- _EXERCISE PROMPT_: Select the lines of the records containing the word "JSON" and list them.

== TASK INPUTS

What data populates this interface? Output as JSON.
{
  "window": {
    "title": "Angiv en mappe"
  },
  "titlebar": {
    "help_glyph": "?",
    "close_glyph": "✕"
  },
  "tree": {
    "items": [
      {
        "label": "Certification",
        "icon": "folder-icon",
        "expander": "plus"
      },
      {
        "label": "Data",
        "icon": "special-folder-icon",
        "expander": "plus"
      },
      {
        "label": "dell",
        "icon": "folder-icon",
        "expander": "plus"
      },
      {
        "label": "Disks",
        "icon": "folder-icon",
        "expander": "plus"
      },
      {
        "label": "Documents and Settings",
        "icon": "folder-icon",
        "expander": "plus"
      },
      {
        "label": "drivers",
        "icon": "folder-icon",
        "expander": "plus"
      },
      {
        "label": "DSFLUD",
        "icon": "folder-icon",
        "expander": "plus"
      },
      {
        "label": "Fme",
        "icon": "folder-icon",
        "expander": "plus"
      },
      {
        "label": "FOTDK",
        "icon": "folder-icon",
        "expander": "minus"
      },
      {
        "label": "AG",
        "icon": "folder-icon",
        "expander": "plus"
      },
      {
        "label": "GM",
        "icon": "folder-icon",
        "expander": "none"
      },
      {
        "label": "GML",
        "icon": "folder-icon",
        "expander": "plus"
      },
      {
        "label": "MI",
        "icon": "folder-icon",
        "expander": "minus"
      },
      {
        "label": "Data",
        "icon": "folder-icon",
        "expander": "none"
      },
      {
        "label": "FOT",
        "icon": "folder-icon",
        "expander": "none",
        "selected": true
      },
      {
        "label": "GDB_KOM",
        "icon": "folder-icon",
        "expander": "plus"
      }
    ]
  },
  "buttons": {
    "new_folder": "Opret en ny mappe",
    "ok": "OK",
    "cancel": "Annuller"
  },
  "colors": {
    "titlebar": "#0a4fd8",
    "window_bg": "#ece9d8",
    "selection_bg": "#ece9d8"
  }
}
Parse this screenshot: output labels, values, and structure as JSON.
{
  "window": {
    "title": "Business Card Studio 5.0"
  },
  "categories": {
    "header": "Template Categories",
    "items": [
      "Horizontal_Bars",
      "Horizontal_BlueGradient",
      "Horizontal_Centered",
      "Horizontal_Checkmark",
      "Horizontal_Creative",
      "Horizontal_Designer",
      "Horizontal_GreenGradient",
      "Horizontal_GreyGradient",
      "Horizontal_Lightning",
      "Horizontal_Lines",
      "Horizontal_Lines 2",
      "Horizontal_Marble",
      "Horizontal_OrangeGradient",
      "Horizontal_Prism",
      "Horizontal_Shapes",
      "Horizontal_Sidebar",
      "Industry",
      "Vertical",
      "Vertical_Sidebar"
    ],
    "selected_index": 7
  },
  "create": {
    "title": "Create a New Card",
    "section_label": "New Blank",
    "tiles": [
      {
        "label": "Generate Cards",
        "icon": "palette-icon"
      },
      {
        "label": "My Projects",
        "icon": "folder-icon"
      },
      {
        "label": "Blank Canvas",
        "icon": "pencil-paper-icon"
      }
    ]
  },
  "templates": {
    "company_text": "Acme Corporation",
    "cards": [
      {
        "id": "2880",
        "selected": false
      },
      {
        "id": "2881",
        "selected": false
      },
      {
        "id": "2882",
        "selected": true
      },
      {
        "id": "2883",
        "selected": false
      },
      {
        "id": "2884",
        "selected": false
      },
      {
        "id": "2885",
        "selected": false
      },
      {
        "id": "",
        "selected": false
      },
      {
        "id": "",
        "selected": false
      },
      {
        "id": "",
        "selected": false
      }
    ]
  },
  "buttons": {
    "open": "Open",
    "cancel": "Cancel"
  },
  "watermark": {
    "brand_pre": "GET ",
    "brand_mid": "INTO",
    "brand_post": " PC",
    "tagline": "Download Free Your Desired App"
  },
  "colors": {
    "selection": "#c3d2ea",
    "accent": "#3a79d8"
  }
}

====

- _EXERCISE SOLUTION_:
What data populates this interface? Output as JSON.
Parse this screenshot: output labels, values, and structure as JSON.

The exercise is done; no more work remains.